|Photo from here|
As we prepare for the journey, I was reflecting on the fact that this is not my first trip to post-Katrina NOLA, but rather, my second. I visited the city back in December 2006, for a professional conference, just 16 months after the hurricane devastated the city. As a young graduate student, I did not explore much of the city because of the packed conference schedule, and the fact that I was going to be job searching soon and did not want to miss any of the educational sessions or networking opportunities. Five years later, it is striking to think about the messages that we were receiving about New Orleans while there. That despite the storm, much of New Orleans was reopened, including the area where we would be staying. That New Orleans needed us to come - it was important to be out and about in the city, injecting money back into the local economy, which relies on the tourism industry.
During the conference, one of the keynote sessions offered featured Dr. Marvalene Hughes, who served as the president of Dillard University from 2005-2011. She had started at the university, just months before the hurricane hit, and was responsible for overseeing the evacuation and subsequent rebuilding of the university. Her speech was touching and heartfelt, as she discussed the challenges of relocating a university and trying to continue to provide students with a quality education in the midst of devastation. The personal challenges of trying to maintain a positive morale for an entire university community. It was a speech that every educator needed to hear.
What I remember most about that small glimpse that I got into Katrina's impact on the city, in just a 90-minute keynote, was how empty that the room was. It was a conference session at nine o'clock in the morning, and over two thirds of the room was missing, likely because they had spent their evening on Bourbon Street the night before. My fellow graduate students and I were told multiple times how important it was to participate in the "conference outside of the conference" and "to play the game" - that the people who were going to get jobs were the ones out socializing. Yet as I sat in the session, I was embarrassed by the poor turnout of my future colleagues who were missing this amazing opportunity to learn about the bigger picture. We were talking about values education during the day, and that seemed to fly out the window at night. Their memory of NOLA would be hurricanes and the strange smells of Bourbon Street. I couldn't wrap my head around it. I remember thinking, wow, why would anyone ever plan a conference in New Orleans?
A few of my friends decided to skip some of the session later in the day because they found a tour that would take them out to see some of the city, including the more damaged areas. I wanted to join them, but ultimately stuck to my "I have to go to everything" approach to the conference. After hearing about the things they saw, I couldn't help but feel like I had missed an amazing learning opportunity.

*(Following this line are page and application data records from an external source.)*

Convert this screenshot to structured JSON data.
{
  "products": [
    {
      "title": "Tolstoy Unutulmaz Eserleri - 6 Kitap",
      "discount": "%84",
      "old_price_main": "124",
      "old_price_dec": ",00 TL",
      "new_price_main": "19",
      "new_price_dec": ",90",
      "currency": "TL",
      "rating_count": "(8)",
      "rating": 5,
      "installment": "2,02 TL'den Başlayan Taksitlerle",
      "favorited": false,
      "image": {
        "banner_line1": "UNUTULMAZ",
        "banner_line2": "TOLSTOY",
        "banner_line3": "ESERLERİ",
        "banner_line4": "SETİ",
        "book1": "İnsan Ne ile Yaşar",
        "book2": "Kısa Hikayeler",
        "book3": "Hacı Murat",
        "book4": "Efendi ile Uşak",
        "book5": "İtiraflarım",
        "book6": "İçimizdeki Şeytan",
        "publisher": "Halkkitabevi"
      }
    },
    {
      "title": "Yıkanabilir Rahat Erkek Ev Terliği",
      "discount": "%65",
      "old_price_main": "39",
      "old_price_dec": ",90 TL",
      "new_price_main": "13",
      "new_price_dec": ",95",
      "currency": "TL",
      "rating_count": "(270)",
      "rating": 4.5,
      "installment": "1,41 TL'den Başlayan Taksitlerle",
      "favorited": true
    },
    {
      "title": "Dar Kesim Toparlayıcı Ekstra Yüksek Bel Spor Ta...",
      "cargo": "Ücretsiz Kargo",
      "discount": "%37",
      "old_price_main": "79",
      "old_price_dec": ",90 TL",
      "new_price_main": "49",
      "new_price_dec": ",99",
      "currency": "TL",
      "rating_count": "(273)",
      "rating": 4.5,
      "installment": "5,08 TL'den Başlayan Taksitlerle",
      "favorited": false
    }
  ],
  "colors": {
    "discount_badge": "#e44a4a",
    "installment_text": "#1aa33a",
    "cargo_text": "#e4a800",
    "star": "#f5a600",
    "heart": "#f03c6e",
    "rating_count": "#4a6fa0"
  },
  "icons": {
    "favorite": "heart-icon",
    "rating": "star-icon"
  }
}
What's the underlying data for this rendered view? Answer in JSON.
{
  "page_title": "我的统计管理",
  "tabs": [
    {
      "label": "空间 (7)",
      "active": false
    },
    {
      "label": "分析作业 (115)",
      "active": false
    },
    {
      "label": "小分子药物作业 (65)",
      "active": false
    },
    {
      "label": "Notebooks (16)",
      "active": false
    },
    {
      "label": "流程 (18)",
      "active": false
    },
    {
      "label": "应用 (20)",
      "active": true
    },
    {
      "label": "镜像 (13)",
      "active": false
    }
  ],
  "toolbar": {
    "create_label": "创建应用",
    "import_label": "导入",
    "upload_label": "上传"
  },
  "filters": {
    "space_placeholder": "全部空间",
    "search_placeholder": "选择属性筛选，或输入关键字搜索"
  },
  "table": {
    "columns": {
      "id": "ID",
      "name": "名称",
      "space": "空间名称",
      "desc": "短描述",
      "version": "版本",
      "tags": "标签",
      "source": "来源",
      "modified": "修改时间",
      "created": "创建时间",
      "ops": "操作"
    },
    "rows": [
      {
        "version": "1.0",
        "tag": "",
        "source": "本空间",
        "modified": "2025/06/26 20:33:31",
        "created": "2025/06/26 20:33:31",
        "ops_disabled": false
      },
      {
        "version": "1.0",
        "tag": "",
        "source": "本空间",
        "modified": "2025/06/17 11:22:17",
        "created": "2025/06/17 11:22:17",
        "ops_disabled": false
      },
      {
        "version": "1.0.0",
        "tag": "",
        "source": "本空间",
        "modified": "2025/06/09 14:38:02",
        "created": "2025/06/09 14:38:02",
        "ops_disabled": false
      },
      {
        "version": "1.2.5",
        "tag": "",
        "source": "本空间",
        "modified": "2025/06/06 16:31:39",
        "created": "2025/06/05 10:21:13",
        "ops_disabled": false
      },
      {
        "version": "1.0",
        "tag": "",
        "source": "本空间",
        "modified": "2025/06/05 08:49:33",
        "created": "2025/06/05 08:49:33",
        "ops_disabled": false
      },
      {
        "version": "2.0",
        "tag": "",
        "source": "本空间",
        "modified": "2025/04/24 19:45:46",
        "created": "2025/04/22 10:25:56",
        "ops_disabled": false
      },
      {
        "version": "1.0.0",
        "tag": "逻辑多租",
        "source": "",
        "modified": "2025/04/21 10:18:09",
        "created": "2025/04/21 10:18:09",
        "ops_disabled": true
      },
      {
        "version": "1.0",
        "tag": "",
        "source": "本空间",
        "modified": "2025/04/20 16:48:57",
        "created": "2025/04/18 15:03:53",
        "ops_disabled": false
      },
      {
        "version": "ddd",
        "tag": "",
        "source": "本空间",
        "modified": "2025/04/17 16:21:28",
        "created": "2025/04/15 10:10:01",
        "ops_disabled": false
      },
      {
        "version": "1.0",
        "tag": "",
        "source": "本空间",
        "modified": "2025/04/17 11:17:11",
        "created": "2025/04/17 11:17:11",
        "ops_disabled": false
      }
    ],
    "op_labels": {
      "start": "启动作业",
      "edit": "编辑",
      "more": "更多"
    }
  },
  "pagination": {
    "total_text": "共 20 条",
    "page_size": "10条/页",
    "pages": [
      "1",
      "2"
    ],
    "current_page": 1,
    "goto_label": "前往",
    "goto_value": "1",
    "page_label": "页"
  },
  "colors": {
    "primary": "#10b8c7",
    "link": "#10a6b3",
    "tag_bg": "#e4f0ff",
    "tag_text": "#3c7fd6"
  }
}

That feeling was even stronger when we got back on the plane on Sunday, and I had no idea when I would ever have a reason to go back to New Orleans. My 23-year-old self was still pretty dualistic about things, right? Not to mention a little judgmental. The reality is that I was a tourist there, just as much as anyone else.
I am thankful for this new opportunity to experience the city in a different way, to unpack my own assumptions, and to look at some of those messages that we get as non-residents a bit deeper. As I prepare to head back to NOLA, I have been seeking opportunities to learn about the hurricane and post-Katrina New Orleans. The group has been sharing a number of different articles and videos, and I thought I would post some of them here, in case others might be interested.
A Katrina Reader - This was shared by some former NOLA residents, who spoke at our meeting. I have been digging through and there is a ton of great articles, poems, and essays, that also share some of the pre-Katrina issues that were uncovered as a result of the Hurricane.
For Dear Life - A four part series from Nola.Com from the viewpoint of doctors, nurses, patients, and family members, who were waiting to be evacuated from Memorial Medical Center.
Looking Forward After Katrina: Environmental Health Problems and Recommendations for Officials - A report that was released just weeks after Hurricane Katrina, that looks at the environmental and health/safety impact of the storm damage.
Video: The final post-Katrina FEMA trailer has left New Orleans. From CNN.
I just watched Trouble the Water, which shares a family's footage from during the hurricane, as well as their experiences following. It was I am also excited that we will watch When the Levees broke on the bus on the way down.
Our speakers last night also shared a great essay by Bill Quigley, that was meant to start a conversation with volunteers, to help them understand their role in the struggle, as they come and go from New Orleans. I will try to take this message to heart as we enter the city. I realize that we are only going for one week, so it is my hope that I can learn from residents' stories and experiences, while working alongside them as they rebuild their community.